Page 23 - Into a sober pleasure ; when thy mind Shall be a mansion for all lovely forms, Thy memory be as a dwelling-place For all sweet sounds and harmonies...
Page 353 - I HEARD THE LEARN'D ASTRONOMER WHEN I heard the learn' d astronomer, When the proofs, the figures, were ranged in columns before me, When I was shown the charts and diagrams, to add, divide, and measure them, When I sitting heard the astronomer where he lectured with much applause in the lecture-room, How soon unaccountable I became tired and sick, Till rising and gliding out I wander' d off by myself, In the mystical moist night-air, and from time to time, Look'd up in perfect silence at the stars.
Page 364 - Surely every medicine is an innovation, and he that will not apply new remedies must expect new evils; for time is the greatest innovator ; and if time of course alter things to the worse, and wisdom and counsel shall not alter them to the better, what shall be the end...
Page 289 - Then the angel of the LORD put forth the end of the staff that was in his hand, and touched the flesh and the unleavened cakes ; and there rose up fire out of the rock, and consumed the flesh and the unleavened cakes. Then the angel of the LORD departed out of his sight.
Page 20 - Lift up your heads, O ye gates; and be ye lift up, ye everlasting doors; and the King of glory shall come in. Who is this King of glory? The Lord strong and mighty, the Lord mighty in battle. Lift up your heads, O ye gates ; even lift them up, ye everlasting doors ; and the King of glory shall come in.
Page 193 - It was the lark, the herald of the morn, No nightingale ; look, love, what envious streaks Do lace the severing clouds in yonder east. Night's candles are burnt out, and jocund day Stands tiptoe on the misty mountain tops; I must be gone and live, or stay and die.
Page 214 - The eye of man hath not heard, the ear of man hath not seen; man's hand is not able to taste, his tongue to conceive, nor his heart to report, what my dream was.
Page 141 - scapes i' the imminent deadly breach ; Of being taken by the insolent foe And sold to slavery; of my redemption thence, And portance in my travel's history : (Wherein of antres vast, and deserts idle, Rough quarries, rocks, and hills whose heads touch heaven, It was my hint to speak), — such was my process; — And of the Cannibals that each other eat, The Anthropophagi, and men whose heads Do grow beneath their shoulders.

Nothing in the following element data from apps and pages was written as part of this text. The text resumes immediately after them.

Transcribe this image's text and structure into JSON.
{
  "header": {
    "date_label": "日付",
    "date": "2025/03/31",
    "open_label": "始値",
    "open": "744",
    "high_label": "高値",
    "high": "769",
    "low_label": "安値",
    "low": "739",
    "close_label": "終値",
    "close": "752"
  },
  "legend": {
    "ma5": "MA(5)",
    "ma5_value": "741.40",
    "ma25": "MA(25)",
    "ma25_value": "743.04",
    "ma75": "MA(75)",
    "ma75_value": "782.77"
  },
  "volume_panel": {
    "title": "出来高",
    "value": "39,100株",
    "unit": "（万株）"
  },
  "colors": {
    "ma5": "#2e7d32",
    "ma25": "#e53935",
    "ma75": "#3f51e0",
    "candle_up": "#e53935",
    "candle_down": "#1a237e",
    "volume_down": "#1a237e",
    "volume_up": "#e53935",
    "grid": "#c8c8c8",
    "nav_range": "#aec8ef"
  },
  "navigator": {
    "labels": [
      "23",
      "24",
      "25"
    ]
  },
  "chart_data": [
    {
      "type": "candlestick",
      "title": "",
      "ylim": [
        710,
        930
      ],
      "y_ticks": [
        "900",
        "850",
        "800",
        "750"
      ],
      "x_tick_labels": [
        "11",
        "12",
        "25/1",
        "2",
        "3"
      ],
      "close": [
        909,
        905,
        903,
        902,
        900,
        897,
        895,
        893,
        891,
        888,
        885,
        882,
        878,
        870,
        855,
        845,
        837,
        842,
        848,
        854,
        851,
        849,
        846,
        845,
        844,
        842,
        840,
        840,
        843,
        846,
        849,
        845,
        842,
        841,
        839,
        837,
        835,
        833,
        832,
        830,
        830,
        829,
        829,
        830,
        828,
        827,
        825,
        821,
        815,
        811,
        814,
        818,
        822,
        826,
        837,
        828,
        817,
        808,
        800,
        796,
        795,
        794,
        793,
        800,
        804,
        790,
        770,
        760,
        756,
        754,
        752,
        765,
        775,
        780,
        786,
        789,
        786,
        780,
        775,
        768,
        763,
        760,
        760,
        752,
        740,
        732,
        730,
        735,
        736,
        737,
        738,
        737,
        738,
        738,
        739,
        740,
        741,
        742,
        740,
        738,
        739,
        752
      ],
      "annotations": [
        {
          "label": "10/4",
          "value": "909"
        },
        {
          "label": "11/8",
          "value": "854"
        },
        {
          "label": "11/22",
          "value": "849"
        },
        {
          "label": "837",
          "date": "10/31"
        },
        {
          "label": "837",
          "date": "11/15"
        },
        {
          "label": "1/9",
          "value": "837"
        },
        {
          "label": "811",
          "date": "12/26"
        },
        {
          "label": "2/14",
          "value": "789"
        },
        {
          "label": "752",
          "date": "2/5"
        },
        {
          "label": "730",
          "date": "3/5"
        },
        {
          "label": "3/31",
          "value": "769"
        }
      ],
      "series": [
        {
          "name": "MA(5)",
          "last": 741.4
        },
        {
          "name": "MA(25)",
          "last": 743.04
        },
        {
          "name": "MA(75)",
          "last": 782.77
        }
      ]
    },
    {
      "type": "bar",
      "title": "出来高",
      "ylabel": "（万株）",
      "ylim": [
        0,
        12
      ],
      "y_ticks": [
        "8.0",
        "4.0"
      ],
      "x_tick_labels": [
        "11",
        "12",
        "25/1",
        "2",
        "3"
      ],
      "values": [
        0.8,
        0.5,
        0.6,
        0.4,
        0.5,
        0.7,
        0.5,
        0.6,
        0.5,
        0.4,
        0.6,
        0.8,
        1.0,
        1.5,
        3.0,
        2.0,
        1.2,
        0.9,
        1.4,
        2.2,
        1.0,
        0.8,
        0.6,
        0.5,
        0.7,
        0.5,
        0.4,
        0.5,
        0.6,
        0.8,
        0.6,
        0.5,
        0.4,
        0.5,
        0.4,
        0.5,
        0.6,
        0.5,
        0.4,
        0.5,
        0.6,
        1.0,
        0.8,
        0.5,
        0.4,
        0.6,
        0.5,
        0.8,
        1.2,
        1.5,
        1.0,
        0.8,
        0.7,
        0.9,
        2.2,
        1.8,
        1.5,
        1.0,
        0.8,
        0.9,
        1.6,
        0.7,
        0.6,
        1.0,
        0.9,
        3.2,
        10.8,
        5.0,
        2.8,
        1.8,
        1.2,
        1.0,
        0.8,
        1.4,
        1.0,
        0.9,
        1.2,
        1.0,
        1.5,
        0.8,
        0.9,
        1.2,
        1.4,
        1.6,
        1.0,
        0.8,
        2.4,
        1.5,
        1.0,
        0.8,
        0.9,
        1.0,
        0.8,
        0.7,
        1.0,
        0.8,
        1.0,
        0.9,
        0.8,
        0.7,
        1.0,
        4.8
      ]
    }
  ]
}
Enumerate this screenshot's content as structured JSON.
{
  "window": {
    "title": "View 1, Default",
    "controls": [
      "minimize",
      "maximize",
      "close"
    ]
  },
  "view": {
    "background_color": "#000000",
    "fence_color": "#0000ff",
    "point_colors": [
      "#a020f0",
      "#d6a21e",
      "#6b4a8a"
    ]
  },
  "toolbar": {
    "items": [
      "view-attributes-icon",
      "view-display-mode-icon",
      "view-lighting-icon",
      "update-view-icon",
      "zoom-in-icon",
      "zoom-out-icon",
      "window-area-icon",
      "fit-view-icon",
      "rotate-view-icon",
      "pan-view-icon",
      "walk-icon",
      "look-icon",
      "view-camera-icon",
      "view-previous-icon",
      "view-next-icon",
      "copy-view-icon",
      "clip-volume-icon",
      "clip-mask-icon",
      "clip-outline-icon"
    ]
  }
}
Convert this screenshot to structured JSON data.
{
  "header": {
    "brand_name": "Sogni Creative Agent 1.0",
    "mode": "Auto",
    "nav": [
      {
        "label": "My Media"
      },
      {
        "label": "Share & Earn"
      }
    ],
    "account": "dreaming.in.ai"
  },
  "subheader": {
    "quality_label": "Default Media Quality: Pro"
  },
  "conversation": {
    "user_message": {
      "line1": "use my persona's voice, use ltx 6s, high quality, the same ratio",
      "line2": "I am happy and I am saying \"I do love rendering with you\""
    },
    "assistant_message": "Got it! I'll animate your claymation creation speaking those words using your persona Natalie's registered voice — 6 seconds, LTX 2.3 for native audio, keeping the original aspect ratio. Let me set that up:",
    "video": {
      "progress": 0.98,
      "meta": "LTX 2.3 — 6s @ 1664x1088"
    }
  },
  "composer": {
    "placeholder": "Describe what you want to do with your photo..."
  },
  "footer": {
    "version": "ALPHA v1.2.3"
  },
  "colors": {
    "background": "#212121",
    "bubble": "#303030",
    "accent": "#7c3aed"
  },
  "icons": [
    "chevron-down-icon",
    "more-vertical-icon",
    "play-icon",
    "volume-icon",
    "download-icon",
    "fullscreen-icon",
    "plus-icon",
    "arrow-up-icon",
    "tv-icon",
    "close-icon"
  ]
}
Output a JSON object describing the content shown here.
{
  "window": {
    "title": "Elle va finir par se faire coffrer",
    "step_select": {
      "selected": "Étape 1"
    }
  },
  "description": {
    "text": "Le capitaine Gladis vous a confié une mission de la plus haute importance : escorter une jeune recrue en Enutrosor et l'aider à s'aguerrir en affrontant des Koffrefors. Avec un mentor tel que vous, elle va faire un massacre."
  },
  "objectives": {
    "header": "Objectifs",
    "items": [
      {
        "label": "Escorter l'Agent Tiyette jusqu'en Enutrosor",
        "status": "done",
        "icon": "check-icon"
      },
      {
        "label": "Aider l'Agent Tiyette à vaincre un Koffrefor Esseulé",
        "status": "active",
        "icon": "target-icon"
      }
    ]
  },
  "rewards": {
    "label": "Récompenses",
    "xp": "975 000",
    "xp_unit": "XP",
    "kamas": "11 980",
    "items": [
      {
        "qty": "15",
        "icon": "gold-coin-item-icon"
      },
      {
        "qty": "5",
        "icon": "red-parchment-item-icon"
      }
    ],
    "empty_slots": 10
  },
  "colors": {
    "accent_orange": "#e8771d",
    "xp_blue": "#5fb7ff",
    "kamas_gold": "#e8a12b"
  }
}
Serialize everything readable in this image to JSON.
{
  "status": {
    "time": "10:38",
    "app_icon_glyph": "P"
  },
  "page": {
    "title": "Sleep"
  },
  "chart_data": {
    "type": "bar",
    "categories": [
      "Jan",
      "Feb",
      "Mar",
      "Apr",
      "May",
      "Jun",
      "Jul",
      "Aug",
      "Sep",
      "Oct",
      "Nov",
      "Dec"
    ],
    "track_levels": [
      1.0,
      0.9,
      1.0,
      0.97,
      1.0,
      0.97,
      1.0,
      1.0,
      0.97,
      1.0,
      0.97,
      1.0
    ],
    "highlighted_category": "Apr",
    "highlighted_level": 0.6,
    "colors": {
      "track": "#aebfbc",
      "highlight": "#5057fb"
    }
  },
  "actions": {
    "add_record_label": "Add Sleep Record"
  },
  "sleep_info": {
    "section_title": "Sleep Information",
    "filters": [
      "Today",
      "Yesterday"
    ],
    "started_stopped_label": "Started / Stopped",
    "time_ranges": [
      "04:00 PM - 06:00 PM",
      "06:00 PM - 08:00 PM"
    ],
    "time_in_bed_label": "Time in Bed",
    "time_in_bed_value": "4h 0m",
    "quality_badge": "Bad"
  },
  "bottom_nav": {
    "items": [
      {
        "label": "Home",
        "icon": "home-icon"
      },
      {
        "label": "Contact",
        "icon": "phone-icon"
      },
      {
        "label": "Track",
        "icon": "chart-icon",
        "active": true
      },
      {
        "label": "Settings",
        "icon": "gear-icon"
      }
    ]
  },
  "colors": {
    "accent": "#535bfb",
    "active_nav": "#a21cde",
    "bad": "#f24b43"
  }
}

Page 354 - Sit, Jessica: Look, how the floor of heaven Is thick inlaid with patines of bright gold; There's not the smallest orb, which thou behold'st, But in his motion like an angel sings, Still quiring to the young-ey'd cherubins: Such harmony is in immortal souls; But, whilst this muddy vesture of decay Doth grossly close it in, we cannot hear it.— Enter Musicians. Come, ho, and wake Diana with a hymn; With sweetest touches pierce your mistress' ear, And draw her home with music.
Page 22 - Olympus' faded hierarchy! Fairer than Phoebe's sapphire-region'd star, Or Vesper, amorous glow-worm of the sky; Fairer than these, though temple thou hast none, Nor altar heap'd with flowers; Nor virgin-choir to make delicious moan Upon the midnight hours; No voice, no lute, no pipe, no incense sweet From chain-swung censer teeming; No shrine, no grove, no oracle, no heat Of pale-mouth'd prophet dreaming.